She was now recovering at her Mount Coolum home after a combined 19 days in Princess Alexandria and Noosa Private hospitals and faced up to two years of rehabilitation.
Ms Hill said her experience at the $1.8 billion regional health hub had left her feeling isolated, traumatised and misdiagnosed.
Her general practitioner Dr Richard Heath described as despicable the Sunshine Coast University Hospital diagnosis, which he said effectively labelled Ms Hill's condition as a form of hysteria.
Functional neurological disorder was often associated with an emotional or psychological crisis and referred to weakness, movement disorder, sensory symptoms and blackouts for which there was no underlying physical cause.

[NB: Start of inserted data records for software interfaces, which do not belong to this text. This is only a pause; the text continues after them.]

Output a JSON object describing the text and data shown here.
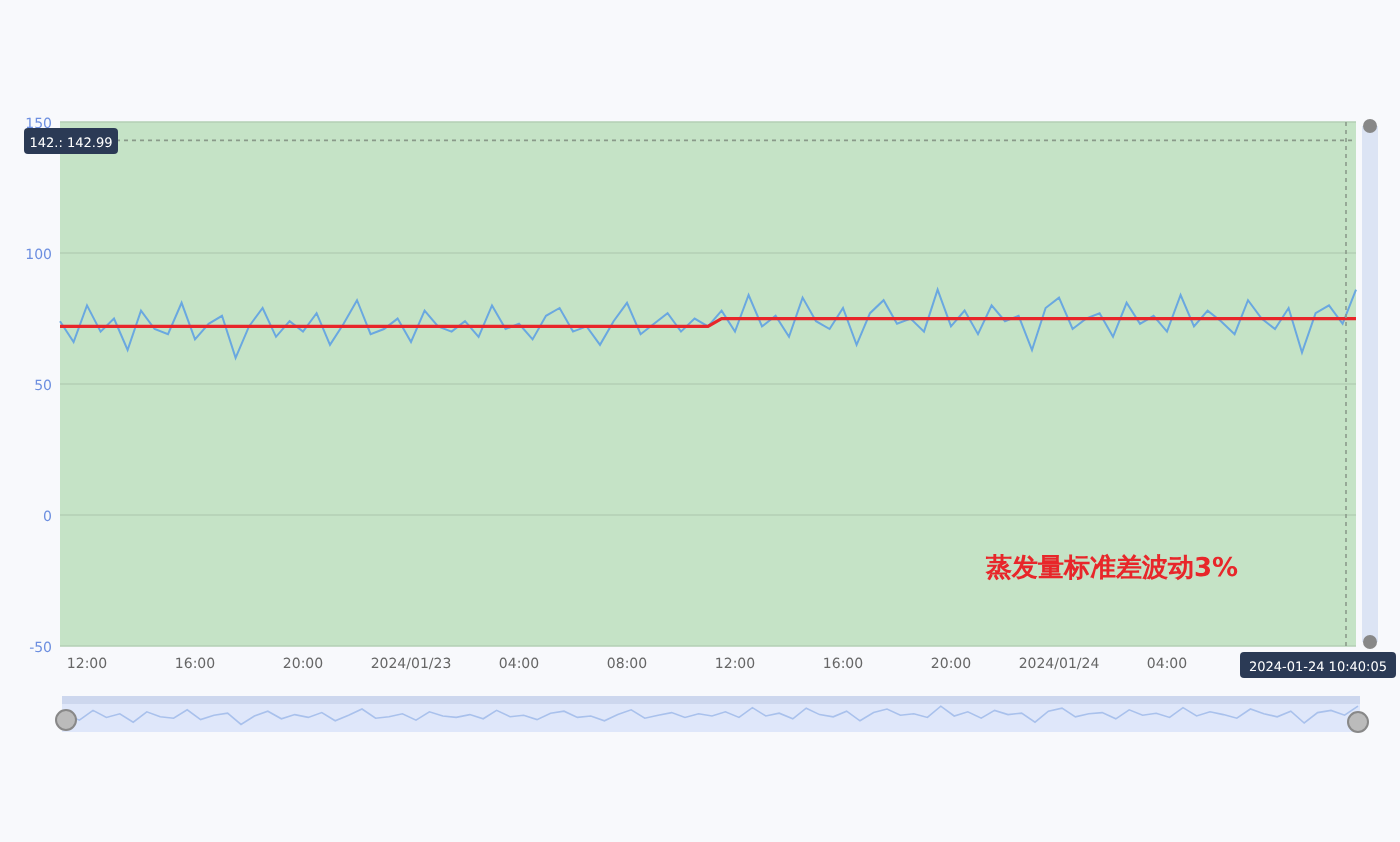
{
  "chart": {
    "chart_data": {
      "type": "line",
      "grid": true,
      "ref_lines": [
        {
          "axis": "y",
          "value": 142.99
        }
      ],
      "ylim": [
        -50,
        150
      ],
      "yticks": [
        -50,
        0,
        50,
        100,
        150
      ],
      "categories": [
        null,
        null,
        "12:00",
        null,
        null,
        null,
        null,
        null,
        null,
        null,
        "16:00",
        null,
        null,
        null,
        null,
        null,
        null,
        null,
        "20:00",
        null,
        null,
        null,
        null,
        null,
        null,
        null,
        "2024/01/23",
        null,
        null,
        null,
        null,
        null,
        null,
        null,
        "04:00",
        null,
        null,
        null,
        null,
        null,
        null,
        null,
        "08:00",
        null,
        null,
        null,
        null,
        null,
        null,
        null,
        "12:00",
        null,
        null,
        null,
        null,
        null,
        null,
        null,
        "16:00",
        null,
        null,
        null,
        null,
        null,
        null,
        null,
        "20:00",
        null,
        null,
        null,
        null,
        null,
        null,
        null,
        "2024/01/24",
        null,
        null,
        null,
        null,
        null,
        null,
        null,
        "04:00",
        null,
        null,
        null,
        null,
        null,
        null,
        null,
        null,
        null,
        null,
        null,
        null,
        null,
        null
      ],
      "series": [
        {
          "color": "#6aa8e0",
          "values": [
            74,
            66,
            80,
            70,
            75,
            63,
            78,
            71,
            69,
            81,
            67,
            73,
            76,
            60,
            72,
            79,
            68,
            74,
            70,
            77,
            65,
            73,
            82,
            69,
            71,
            75,
            66,
            78,
            72,
            70,
            74,
            68,
            80,
            71,
            73,
            67,
            76,
            79,
            70,
            72,
            65,
            74,
            81,
            69,
            73,
            77,
            70,
            75,
            72,
            78,
            70,
            84,
            72,
            76,
            68,
            83,
            74,
            71,
            79,
            65,
            77,
            82,
            73,
            75,
            70,
            86,
            72,
            78,
            69,
            80,
            74,
            76,
            63,
            79,
            83,
            71,
            75,
            77,
            68,
            81,
            73,
            76,
            70,
            84,
            72,
            78,
            74,
            69,
            82,
            75,
            71,
            79,
            62,
            77,
            80,
            73,
            86
          ]
        },
        {
          "color": "#e8262a",
          "values": [
            72,
            72,
            72,
            72,
            72,
            72,
            72,
            72,
            72,
            72,
            72,
            72,
            72,
            72,
            72,
            72,
            72,
            72,
            72,
            72,
            72,
            72,
            72,
            72,
            72,
            72,
            72,
            72,
            72,
            72,
            72,
            72,
            72,
            72,
            72,
            72,
            72,
            72,
            72,
            72,
            72,
            72,
            72,
            72,
            72,
            72,
            72,
            72,
            72,
            75,
            75,
            75,
            75,
            75,
            75,
            75,
            75,
            75,
            75,
            75,
            75,
            75,
            75,
            75,
            75,
            75,
            75,
            75,
            75,
            75,
            75,
            75,
            75,
            75,
            75,
            75,
            75,
            75,
            75,
            75,
            75,
            75,
            75,
            75,
            75,
            75,
            75,
            75,
            75,
            75,
            75,
            75,
            75,
            75,
            75,
            75,
            75
          ]
        }
      ],
      "annotations": [
        {
          "text": "蒸发量标准差波动3%"
        }
      ]
    },
    "y_pointer_label": "142.: 142.99",
    "x_pointer_label": "2024-01-24 10:40:05"
  }
}
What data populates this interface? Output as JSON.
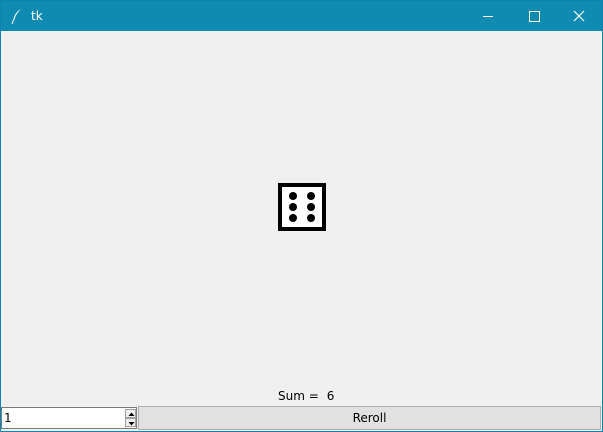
{
  "window": {
    "title": "tk",
    "accent": "#0f8ab1"
  },
  "icons": {
    "app": "tk-feather-icon",
    "minimize": "minimize-icon",
    "maximize": "maximize-icon",
    "close": "close-icon",
    "spin_up": "triangle-up-icon",
    "spin_down": "triangle-down-icon"
  },
  "dice": [
    {
      "face": 6
    }
  ],
  "sum": {
    "label": "Sum =",
    "value": "6"
  },
  "controls": {
    "count_value": "1",
    "reroll_label": "Reroll"
  }
}
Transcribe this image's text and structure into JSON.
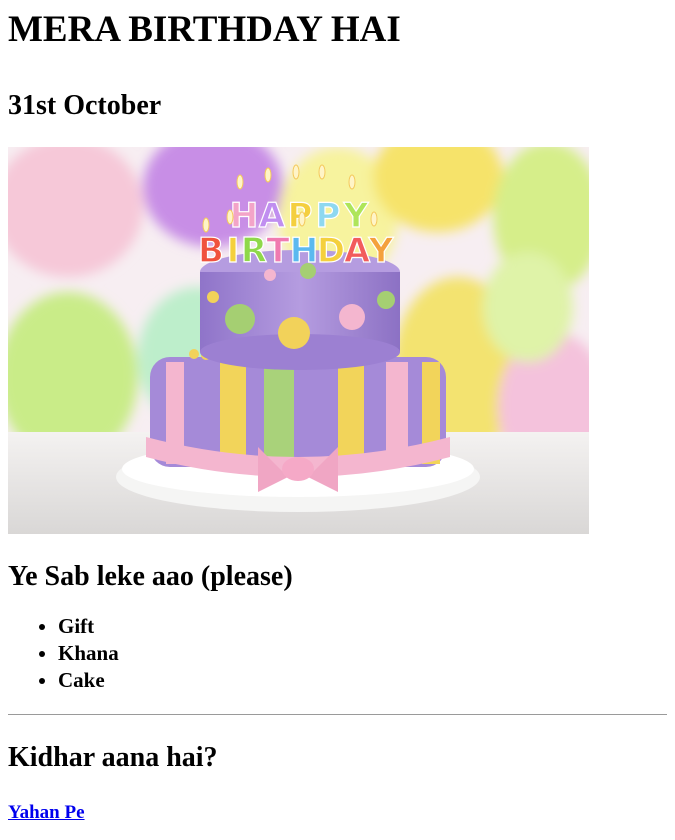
{
  "page": {
    "heading": "MERA BIRTHDAY HAI",
    "date": "31st October"
  },
  "image": {
    "subject": "birthday cake",
    "candle_text": "HAPPY BIRTHDAY"
  },
  "bring_section": {
    "title": "Ye Sab leke aao (please)",
    "items": [
      "Gift",
      "Khana",
      "Cake"
    ]
  },
  "where_section": {
    "title": "Kidhar aana hai?",
    "link_text": "Yahan Pe"
  },
  "colors": {
    "link": "#0000ee",
    "cake_purple": "#a889d6",
    "ribbon_pink": "#f4b6cf",
    "stripe_yellow": "#f2d45a",
    "stripe_green": "#a9d27a"
  }
}
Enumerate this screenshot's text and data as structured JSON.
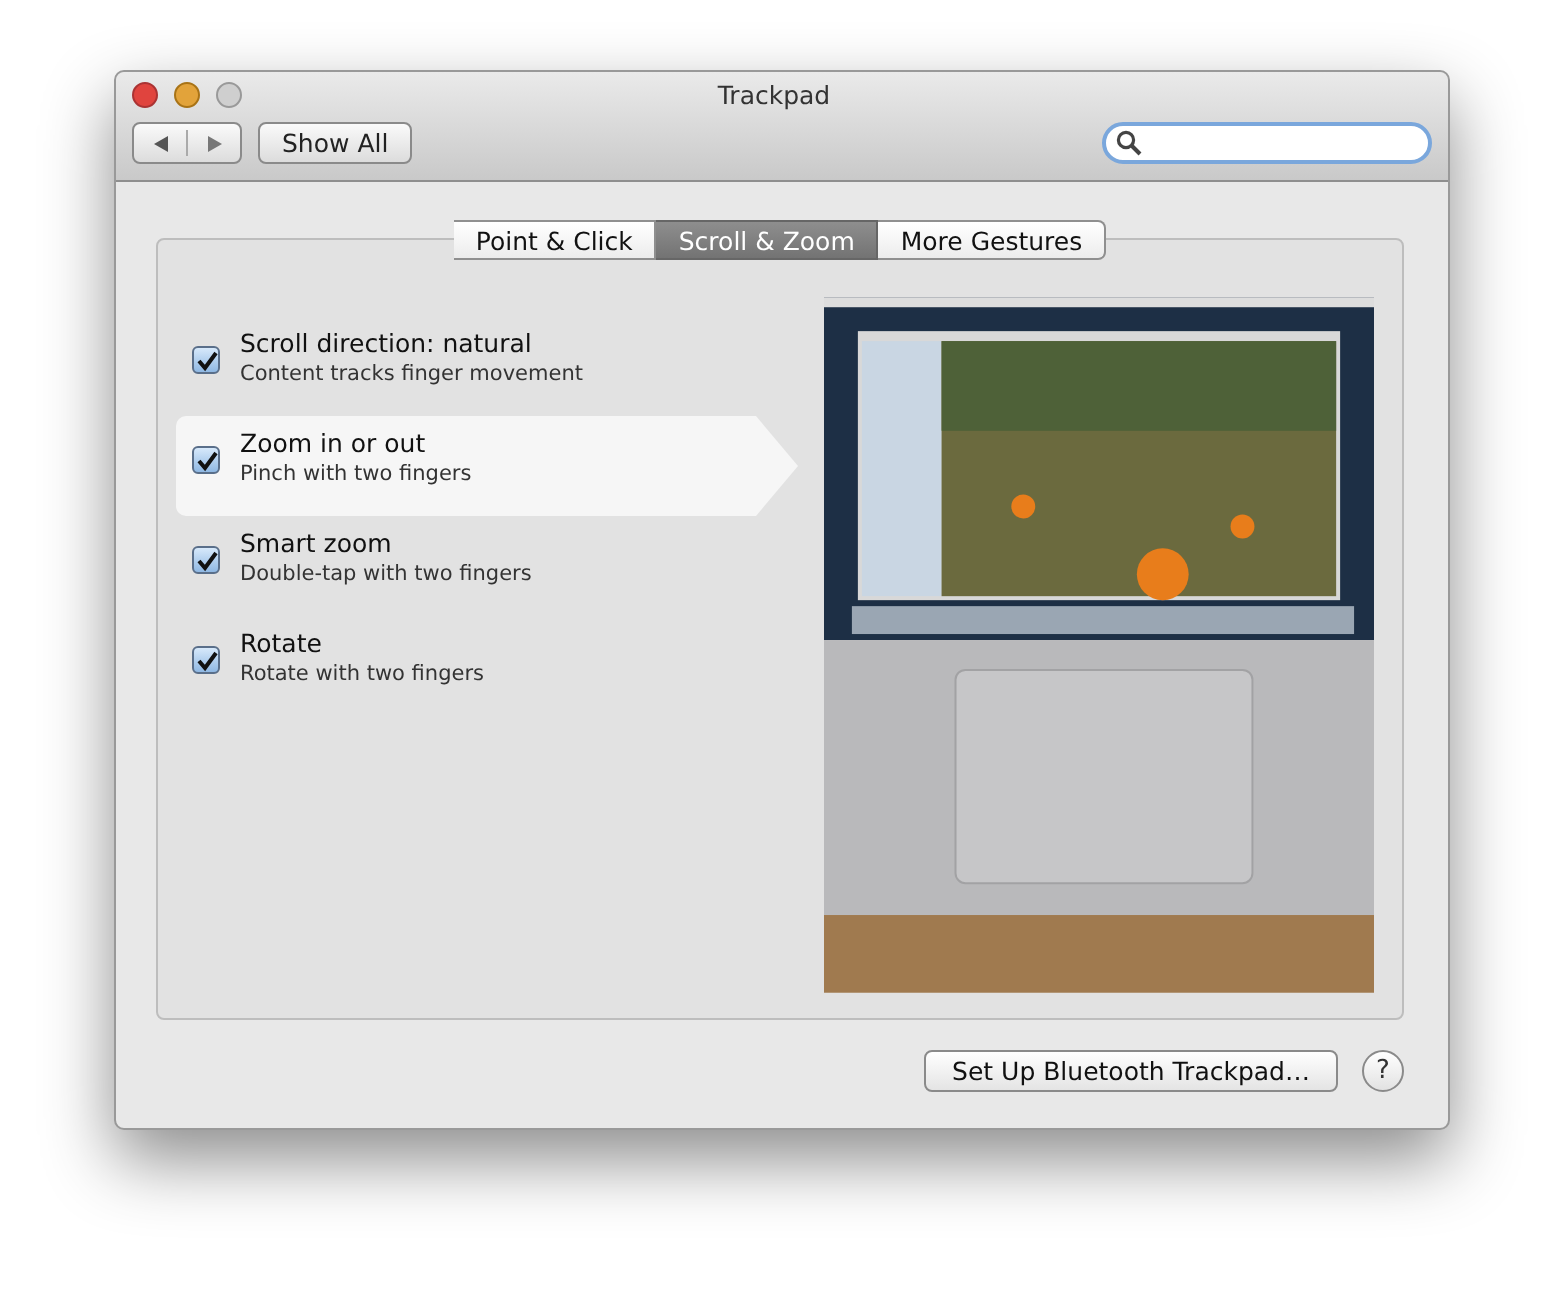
{
  "window": {
    "title": "Trackpad"
  },
  "toolbar": {
    "show_all": "Show All"
  },
  "tabs": [
    {
      "label": "Point & Click",
      "selected": false
    },
    {
      "label": "Scroll & Zoom",
      "selected": true
    },
    {
      "label": "More Gestures",
      "selected": false
    }
  ],
  "gestures": [
    {
      "title": "Scroll direction: natural",
      "subtitle": "Content tracks finger movement",
      "checked": true,
      "selected": false
    },
    {
      "title": "Zoom in or out",
      "subtitle": "Pinch with two fingers",
      "checked": true,
      "selected": true
    },
    {
      "title": "Smart zoom",
      "subtitle": "Double-tap with two fingers",
      "checked": true,
      "selected": false
    },
    {
      "title": "Rotate",
      "subtitle": "Rotate with two fingers",
      "checked": true,
      "selected": false
    }
  ],
  "footer": {
    "setup_button": "Set Up Bluetooth Trackpad…",
    "help_button": "?"
  }
}
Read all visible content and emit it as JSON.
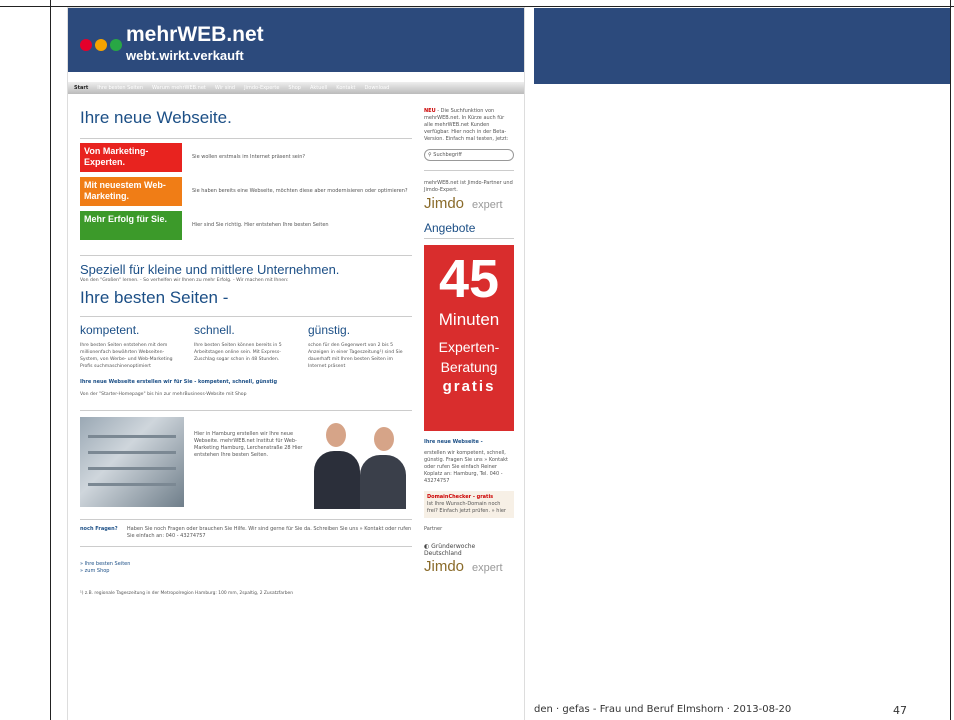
{
  "header": {
    "logo_text": "mehrWEB.net",
    "tagline": "webt.wirkt.verkauft",
    "logo_dot_colors": [
      "#e4002b",
      "#f5a300",
      "#28a745"
    ]
  },
  "nav": {
    "items": [
      "Start",
      "Ihre besten Seiten",
      "Warum mehrWEB.net",
      "Wir sind",
      "Jimdo-Experte",
      "Shop",
      "Aktuell",
      "Kontakt",
      "Download"
    ]
  },
  "main": {
    "title": "Ihre neue Webseite.",
    "promos": [
      {
        "label": "Von Marketing-Experten.",
        "text": "Sie wollen erstmals im Internet präsent sein?",
        "color": "#e8231f"
      },
      {
        "label": "Mit neuestem Web-Marketing.",
        "text": "Sie haben bereits eine Webseite, möchten diese aber modernisieren oder optimieren?",
        "color": "#f07d16"
      },
      {
        "label": "Mehr Erfolg für Sie.",
        "text": "Hier sind Sie richtig. Hier entstehen Ihre besten Seiten",
        "color": "#3c9a2a"
      }
    ],
    "subtitle": "Speziell für kleine und mittlere Unternehmen.",
    "subtitle_note": "Von den \"Großen\" lernen. - So verhelfen wir Ihnen zu mehr Erfolg. - Wir machen mit Ihnen:",
    "best_title": "Ihre besten Seiten -",
    "columns": [
      {
        "heading": "kompetent.",
        "text": "Ihre besten Seiten entstehen mit dem millionenfach bewährten Webseiten-System, von Werbe- und Web-Marketing Profis suchmaschinenoptimiert"
      },
      {
        "heading": "schnell.",
        "text": "Ihre besten Seiten können bereits in 5 Arbeitstagen online sein. Mit Express-Zuschlag sogar schon in 48 Stunden."
      },
      {
        "heading": "günstig.",
        "text": "schon für den Gegenwert von 2 bis 5 Anzeigen in einer Tageszeitung¹) sind Sie dauerhaft mit Ihren besten Seiten im Internet präsent"
      }
    ],
    "bold_link": "Ihre neue Webseite erstellen wir für Sie - kompetent, schnell, günstig",
    "starter_note": "Von der \"Starter-Homepage\" bis hin zur mehrBusiness-Website mit Shop",
    "photo_text": "Hier in Hamburg erstellen wir Ihre neue Webseite. mehrWEB.net Institut für Web-Marketing Hamburg, Lerchenstraße 28 Hier entstehen Ihre besten Seiten.",
    "questions_label": "noch Fragen?",
    "questions_text": "Haben Sie noch Fragen oder brauchen Sie Hilfe. Wir sind gerne für Sie da. Schreiben Sie uns » Kontakt oder rufen Sie einfach an: 040 - 43274757",
    "links": [
      "» Ihre besten Seiten",
      "» zum Shop"
    ],
    "footnote": "¹) z.B. regionale Tageszeitung in der Metropolregion Hamburg: 100 mm, 2spaltig, 2 Zusatzfarben"
  },
  "sidebar": {
    "neu_label": "NEU",
    "neu_text": "- Die Suchfunktion von mehrWEB.net. In Kürze auch für alle mehrWEB.net Kunden verfügbar. Hier noch in der Beta-Version. Einfach mal testen, jetzt:",
    "search_placeholder": "Suchbegriff",
    "jimdo_note": "mehrWEB.net ist Jimdo-Partner und Jimdo-Expert.",
    "jimdo_logo": "Jimdo",
    "jimdo_expert": "expert",
    "angebote": "Angebote",
    "ad_number": "45",
    "ad_minutes": "Minuten",
    "ad_line1": "Experten-",
    "ad_line2": "Beratung",
    "ad_gratis": "gratis",
    "new_site_title": "Ihre neue Webseite -",
    "new_site_text": "erstellen wir kompetent, schnell, günstig. Fragen Sie uns » Kontakt oder rufen Sie einfach Reiner Koplatz an: Hamburg, Tel. 040 - 43274757",
    "domain_title": "DomainChecker - gratis",
    "domain_text": "Ist Ihre Wunsch-Domain noch frei? Einfach jetzt prüfen. » hier",
    "partner_label": "Partner",
    "partner1": "Gründerwoche Deutschland"
  },
  "footer": {
    "text": "den · gefas - Frau und Beruf Elmshorn · 2013-08-20",
    "page": "47"
  }
}
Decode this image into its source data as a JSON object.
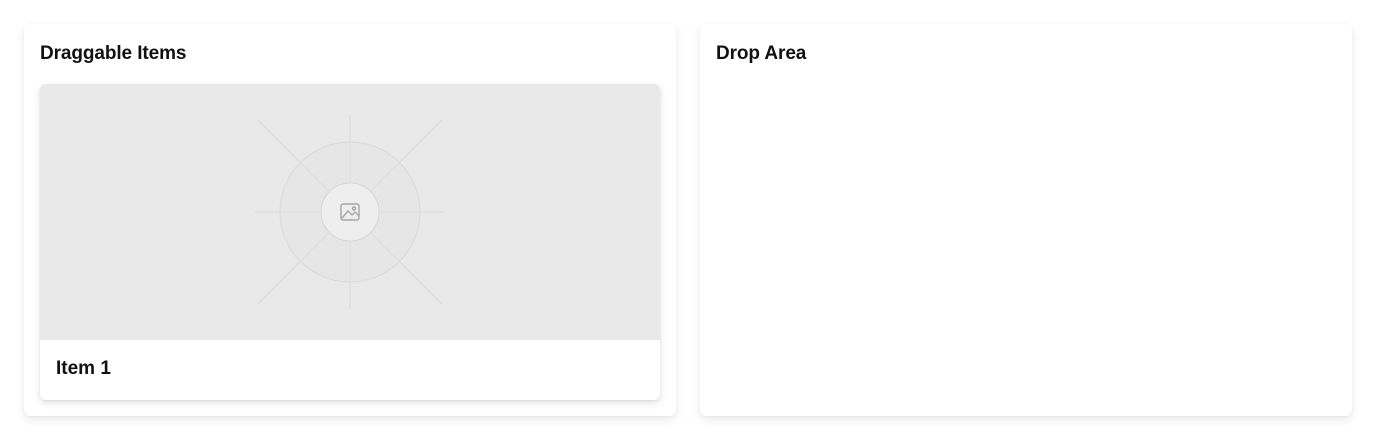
{
  "draggable_panel": {
    "title": "Draggable Items",
    "items": [
      {
        "label": "Item 1",
        "image_icon": "image-placeholder-icon"
      }
    ]
  },
  "drop_panel": {
    "title": "Drop Area"
  },
  "colors": {
    "page_background": "#ffffff",
    "panel_background": "#ffffff",
    "placeholder_background": "#e9e9e9",
    "placeholder_lines": "#d9d9d9",
    "text": "#111111"
  }
}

Despite admission for three days from January 9 to 11 the hospital failed to recognise Ms Hill's condition as Guillain-Barre Syndrome or even consider the potential for it.
That was achieved in an hour by doctors at the PA who had immediately ordered, on her admission there, the lumbar puncture, originally requested by her GP.
Dr Piotr Swierkowski, Executive Director Medical, Sunshine Coast Hospital and Health Service said while it could not comment on an individual patient's treatment without their consent, it apologised if Ms Hill felt her care was not optimal.
"We will review this matter thoroughly and evaluate the care this patient received with our service," Dr Swierkowski said.
Guillain-Barre is an autoimmune disease where the body's immune system begins to attack the peripheral nervous system causing weakness and paralysis as the motor nerves were affected.
Abnormal sensations and pain were also cause through damage to sensory nerves.
The outcome can be almost total paralysis and weakness to chest muscles responsible for breathing.
Instead of doing the lumbar puncture requested by her doctor that would have helped identify the cause of Ms Hill's illness she was discharged to suffer for a further five days in increasing hip and back pain, limb dysfunction, constipation and paraesthesias (tingling and pricking of the skin caused by nerve damage).
Ms Hill said it was clear her treating doctor at the hospital had considered her symptoms were all in her head.
Ms Hill had initially gone to see her GP because of the pain she was experiencing in different parts of her body and the pins and needles that had slowly worked their way up from her feet to her knees.
Dr Heath directed her straight to the Sunshine Coast University Hospital where more concern was shown about a rash the admitting doctor thought was shingles than her gait and the stumbling she was experiencing.
Ms Hill said she was placed in isolation for three days in extreme pain during which time her sheets weren't changed and pain killers weren't offered because they were addictive.
"I was hanging onto the bed because I couldn't lie down (because of the pain)," she said.
"The doctor came into the room and asked what I was doing out of bed. When he said 'come here' I fell on the floor in tears. He just said 'what are you doing down there, get up'."
She said when she was eventually helped up she was asked if everything was alright at home.
"There were two other people standing there," Ms Hill said.
"I felt like I was being treated as a mental person or a drug addict. I felt intimidated and confused."
Ms Hill was given pain relief and asked if she could have a shower.
She said a physio brought her a walker because she couldn't rely on nurses getting to her to the toilet in time.
When she asked for a shower again she said towels were just thrown on her bed and she had to ask for help before any was given.
"She set me up in the bathroom then left me," Ms Hill said.
When tests showed her skin condition wasn't contagious Ms Hill said she was told she couldn't stay in the isolation room because it wasn't good for her mental health.
By that point neither she or her husband Michael White wanted anything to do with the hospital.
Ms Hill was discharged unable to walk independently to go home in agony.
Her condition further deteriorated over the following days to the point where the impact of Guillain-Barre Syndrome was affecting her breathing.
Mr White, at her GP's recommendation, made a 2am trip to Princess Alexandria Hospital in Brisbane rather than return the Sunshine Coast University Hospital.
She was to remain there for nine days receiving the plasma exchange therapy which stopped further damage to her health.
Ms Hill, now recovering at home but unable to walk for more than three minutes a day, said she was feeling stronger by the day.
The massage and beauty therapist has lost the home business she was in the process of building and can't even drive a car for the immediate future.
She said she had been told she could expect a recovery to between 50 per cent and 95 per cent of her previous health.